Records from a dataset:

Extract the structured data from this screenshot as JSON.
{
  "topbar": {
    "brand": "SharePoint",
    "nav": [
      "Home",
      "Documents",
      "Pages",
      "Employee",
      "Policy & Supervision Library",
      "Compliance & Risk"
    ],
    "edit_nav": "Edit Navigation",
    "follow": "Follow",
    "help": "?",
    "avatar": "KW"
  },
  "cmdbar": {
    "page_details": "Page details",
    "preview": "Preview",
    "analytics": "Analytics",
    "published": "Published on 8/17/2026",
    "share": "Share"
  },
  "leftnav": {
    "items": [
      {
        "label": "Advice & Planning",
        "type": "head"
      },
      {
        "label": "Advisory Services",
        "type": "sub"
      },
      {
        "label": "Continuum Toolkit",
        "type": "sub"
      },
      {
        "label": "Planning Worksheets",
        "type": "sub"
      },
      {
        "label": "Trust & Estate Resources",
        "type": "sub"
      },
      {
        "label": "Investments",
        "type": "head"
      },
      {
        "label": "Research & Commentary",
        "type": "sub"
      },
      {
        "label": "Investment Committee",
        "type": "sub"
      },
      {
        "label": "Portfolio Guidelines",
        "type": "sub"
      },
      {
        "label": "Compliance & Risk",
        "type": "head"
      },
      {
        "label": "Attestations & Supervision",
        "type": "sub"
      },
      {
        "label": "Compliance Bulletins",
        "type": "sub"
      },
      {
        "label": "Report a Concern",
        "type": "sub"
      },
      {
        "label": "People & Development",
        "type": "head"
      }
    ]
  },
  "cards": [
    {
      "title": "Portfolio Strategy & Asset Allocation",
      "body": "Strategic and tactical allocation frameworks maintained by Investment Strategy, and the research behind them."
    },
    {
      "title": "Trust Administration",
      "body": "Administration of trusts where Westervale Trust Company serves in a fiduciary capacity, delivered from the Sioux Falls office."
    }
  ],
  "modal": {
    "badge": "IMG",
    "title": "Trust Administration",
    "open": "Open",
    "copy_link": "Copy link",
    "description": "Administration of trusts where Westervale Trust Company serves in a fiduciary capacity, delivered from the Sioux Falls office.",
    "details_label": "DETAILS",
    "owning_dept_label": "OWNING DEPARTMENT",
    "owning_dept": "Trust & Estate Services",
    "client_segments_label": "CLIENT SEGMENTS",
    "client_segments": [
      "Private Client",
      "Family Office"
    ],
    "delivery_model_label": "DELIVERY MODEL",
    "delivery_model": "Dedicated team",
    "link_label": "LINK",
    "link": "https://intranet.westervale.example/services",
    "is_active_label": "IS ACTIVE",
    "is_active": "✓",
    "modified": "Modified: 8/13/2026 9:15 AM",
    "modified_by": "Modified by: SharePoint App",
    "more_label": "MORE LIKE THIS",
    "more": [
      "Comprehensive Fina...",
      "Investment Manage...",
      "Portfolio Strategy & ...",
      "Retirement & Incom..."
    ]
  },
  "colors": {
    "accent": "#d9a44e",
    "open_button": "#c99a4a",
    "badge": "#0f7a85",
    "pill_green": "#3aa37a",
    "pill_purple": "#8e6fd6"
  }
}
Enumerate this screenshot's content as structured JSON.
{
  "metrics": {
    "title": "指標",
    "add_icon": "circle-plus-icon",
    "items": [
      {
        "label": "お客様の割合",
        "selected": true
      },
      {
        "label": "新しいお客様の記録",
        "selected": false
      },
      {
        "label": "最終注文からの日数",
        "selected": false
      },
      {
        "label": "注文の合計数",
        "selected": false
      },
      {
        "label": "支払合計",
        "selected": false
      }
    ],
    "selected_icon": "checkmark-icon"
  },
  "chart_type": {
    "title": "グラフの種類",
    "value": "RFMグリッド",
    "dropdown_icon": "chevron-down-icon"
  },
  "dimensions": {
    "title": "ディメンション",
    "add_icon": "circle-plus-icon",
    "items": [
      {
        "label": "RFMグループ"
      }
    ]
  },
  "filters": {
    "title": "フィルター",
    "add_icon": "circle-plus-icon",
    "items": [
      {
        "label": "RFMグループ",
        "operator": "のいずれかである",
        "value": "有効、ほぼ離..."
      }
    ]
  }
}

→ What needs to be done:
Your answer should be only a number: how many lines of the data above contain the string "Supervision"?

→ Result below:
2